Further Reading from Skills You Need
Learn how to set yourself effective personal goals and find the motivation you need to achieve them. This is the essence of personal development, a set of skills designed to help you reach your full potential, at work, in study and in your personal life.
The second edition of or bestselling eBook is ideal for anyone who wants to improve their skills and learning potential, and it is full of easy-to-follow, practical information.
Without Tangible Goals: Intrinsic Motivation and Financial Discipline
Sometimes the problem isn’t that our goals are far off and difficult to see. Sometimes we have trouble with motivation because there aren’t really tangible personal goals in sight.
This can happen easily when people become comfortable in their career and either don’t wish to advance or are not provided with opportunities to grow within a company. It can also happen to people who have attained personal goals which require work to maintain — for example, someone who has reached their goal weight or succeeded in quitting smoking.

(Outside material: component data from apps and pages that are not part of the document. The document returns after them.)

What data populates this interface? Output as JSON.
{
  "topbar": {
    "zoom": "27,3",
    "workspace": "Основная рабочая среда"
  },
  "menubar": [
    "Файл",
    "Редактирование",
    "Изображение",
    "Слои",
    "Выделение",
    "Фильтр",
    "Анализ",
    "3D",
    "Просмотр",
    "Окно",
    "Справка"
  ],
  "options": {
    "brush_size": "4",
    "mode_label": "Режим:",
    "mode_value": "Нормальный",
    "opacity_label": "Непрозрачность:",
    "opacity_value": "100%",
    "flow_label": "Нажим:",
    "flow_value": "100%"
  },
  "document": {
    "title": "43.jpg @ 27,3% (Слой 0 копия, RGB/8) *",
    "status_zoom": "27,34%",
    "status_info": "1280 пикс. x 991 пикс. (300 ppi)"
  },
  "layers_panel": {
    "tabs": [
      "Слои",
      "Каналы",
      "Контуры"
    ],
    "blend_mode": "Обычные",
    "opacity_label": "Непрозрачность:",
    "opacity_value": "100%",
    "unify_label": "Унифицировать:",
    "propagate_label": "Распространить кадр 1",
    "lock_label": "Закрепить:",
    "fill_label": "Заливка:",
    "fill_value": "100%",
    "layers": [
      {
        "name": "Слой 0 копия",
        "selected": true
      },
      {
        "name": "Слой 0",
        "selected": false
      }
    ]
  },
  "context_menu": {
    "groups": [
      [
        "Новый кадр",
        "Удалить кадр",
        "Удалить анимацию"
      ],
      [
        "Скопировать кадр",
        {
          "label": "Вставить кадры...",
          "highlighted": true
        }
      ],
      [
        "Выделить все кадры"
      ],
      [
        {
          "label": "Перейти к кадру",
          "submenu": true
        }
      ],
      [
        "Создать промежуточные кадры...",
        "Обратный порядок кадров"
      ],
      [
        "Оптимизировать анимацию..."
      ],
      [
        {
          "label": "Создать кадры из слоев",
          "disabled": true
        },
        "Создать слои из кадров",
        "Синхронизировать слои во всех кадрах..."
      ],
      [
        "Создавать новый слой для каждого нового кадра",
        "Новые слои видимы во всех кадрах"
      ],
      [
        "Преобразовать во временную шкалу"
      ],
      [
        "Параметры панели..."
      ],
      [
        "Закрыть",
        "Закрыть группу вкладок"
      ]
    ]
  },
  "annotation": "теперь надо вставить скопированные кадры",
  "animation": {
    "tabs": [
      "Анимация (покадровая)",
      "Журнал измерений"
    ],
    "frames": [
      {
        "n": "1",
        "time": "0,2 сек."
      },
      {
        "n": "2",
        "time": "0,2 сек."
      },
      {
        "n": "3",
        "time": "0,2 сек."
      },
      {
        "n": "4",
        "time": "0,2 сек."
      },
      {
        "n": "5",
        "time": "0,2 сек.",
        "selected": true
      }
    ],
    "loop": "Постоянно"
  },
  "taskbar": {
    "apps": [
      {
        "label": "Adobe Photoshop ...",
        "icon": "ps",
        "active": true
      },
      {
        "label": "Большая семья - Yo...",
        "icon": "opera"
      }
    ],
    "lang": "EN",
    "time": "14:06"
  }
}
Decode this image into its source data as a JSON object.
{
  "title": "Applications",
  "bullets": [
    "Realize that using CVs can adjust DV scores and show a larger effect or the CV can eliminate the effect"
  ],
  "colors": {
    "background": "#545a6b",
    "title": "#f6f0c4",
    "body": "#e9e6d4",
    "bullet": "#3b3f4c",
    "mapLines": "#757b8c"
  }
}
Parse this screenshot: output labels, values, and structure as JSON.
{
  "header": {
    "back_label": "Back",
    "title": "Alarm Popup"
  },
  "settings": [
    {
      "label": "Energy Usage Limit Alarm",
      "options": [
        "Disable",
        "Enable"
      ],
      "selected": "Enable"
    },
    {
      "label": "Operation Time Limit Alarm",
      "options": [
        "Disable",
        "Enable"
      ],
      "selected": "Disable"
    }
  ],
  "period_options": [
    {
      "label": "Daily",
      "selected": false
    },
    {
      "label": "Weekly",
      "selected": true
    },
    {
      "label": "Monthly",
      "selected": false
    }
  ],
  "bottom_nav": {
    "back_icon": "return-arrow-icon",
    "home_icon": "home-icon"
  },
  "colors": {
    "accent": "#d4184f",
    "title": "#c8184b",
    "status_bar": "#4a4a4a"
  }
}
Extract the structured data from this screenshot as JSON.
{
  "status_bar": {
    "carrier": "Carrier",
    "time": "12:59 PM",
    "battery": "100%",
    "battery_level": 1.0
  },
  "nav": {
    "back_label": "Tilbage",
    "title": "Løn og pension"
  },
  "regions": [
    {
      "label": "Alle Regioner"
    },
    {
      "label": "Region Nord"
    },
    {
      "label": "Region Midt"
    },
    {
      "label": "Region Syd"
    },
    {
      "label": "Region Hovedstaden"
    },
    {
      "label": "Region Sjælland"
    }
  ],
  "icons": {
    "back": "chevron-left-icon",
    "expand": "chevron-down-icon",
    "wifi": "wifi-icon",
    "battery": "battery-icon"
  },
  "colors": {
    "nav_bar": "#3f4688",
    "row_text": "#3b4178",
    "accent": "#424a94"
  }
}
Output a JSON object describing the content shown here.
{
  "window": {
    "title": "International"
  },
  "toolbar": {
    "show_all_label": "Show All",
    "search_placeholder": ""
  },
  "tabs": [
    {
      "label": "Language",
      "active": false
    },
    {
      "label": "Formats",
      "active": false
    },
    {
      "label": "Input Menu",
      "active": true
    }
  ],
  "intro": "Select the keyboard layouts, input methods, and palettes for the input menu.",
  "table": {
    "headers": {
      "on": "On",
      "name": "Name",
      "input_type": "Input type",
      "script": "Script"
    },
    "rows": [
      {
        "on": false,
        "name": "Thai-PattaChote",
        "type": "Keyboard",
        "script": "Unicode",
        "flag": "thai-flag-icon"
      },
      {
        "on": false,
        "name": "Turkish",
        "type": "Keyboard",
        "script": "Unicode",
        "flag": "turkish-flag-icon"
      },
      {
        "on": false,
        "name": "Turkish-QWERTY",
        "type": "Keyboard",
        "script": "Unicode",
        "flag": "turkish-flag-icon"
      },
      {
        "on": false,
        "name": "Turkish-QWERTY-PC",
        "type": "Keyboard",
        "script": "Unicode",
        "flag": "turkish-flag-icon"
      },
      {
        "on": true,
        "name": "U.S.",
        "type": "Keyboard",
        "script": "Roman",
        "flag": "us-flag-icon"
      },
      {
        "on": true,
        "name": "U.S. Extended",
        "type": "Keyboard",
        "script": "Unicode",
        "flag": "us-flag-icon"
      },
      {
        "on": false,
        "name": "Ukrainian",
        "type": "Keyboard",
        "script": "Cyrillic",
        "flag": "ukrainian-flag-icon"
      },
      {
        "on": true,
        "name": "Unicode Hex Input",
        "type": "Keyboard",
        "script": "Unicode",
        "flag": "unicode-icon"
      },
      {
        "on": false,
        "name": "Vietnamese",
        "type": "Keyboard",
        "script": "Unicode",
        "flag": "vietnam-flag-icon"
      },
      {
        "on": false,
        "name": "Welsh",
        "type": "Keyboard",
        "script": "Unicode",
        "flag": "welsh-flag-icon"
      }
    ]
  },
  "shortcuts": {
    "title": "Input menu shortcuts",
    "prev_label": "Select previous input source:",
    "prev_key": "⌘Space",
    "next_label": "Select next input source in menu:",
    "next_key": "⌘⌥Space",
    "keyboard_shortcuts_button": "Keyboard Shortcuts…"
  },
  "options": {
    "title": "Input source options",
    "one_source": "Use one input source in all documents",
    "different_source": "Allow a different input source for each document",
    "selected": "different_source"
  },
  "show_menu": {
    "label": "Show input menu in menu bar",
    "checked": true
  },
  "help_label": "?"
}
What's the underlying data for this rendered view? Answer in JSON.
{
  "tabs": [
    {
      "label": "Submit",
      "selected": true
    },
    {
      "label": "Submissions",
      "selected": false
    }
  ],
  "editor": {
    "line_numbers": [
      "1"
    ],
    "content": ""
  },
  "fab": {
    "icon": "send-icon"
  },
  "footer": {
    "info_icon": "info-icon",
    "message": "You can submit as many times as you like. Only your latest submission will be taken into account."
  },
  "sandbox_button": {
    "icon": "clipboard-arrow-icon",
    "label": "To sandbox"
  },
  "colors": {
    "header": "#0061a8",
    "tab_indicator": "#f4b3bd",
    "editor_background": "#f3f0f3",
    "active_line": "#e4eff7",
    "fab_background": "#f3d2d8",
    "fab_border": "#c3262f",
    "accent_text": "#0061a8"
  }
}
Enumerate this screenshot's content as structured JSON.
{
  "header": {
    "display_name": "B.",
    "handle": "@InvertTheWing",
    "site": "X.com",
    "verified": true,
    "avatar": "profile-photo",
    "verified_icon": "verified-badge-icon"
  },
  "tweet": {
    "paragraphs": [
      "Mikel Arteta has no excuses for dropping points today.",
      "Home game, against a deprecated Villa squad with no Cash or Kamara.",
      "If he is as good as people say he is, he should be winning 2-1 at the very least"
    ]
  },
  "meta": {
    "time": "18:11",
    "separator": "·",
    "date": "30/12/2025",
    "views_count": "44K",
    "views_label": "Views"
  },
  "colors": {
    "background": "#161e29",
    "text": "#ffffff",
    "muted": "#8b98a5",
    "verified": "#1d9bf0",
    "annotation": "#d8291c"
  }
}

This can also happen with goals that are so far off that they’re difficult to imagine, such as a person in their 20s who wants to start planning for retirement. Retirement age is so very far off that the tangible rewards are difficult to comprehend, and it’s easy to figure that you can make up for what you don’t save now later down the line. Motivation when it comes to financial discipline is a whole different animal because it requires a great deal of planning and a combination of discipline and awareness. Saving for a specific goal, like buying a computer or a car, is a lot easier because the tangible reward is closer at hand. Saving for when you’re 65 is much more difficult.
In many cases, saving money means actively working against external motivating factors, such as rewarding yourself for getting a lot of work done with a meal out. Removing the ability to create those rewarding moments for yourself can hurt you in other ways.
Everything is about balance, however. You can absolutely use money to give yourself tangible rewards in other areas while you maintain saving discipline. Remember that achievable goals are a huge part of maintaining motivation. If you feel overwhelmed, you’re unlikely to succeed. The more you practice intrinsic discipline, the less you’ll need to spend resources on your own personal development.
Financial intrinsic discipline has to come from a place of confidence and a feeling of safety. It’s a matter of knowing what you’re saving for, why you’re doing it, and reminding yourself why it’s important. Many people like to focus on material goals for saving: getting a boat, becoming a millionaire by a certain age, for example. More modest goals, however, can actually help you with that motivation: having money to leave to your loved ones, being able to live comfortably when you stop working, or paying for tuition fees when your kids grow up. Grounding your savings goals in peace, family, and stability grounds them in love, and that’s a good intrinsic motivator for anything.
Finding ways to propel yourself toward your goals based on your internal conviction of character is one of the most vital skills any person can have. There’s no catch-all answer to developing that skill; many people struggle with motivation, and that has a variety of causes.
Hopefully the strategies shared here are useful to you!
About the Author
Magnolia Potter is from the Pacific Northwest and writes from time to time. She prefers to cover a variety of topics and not just settle on one. When Magnolia’s not writing, you can find her outdoors or curled up with a good book.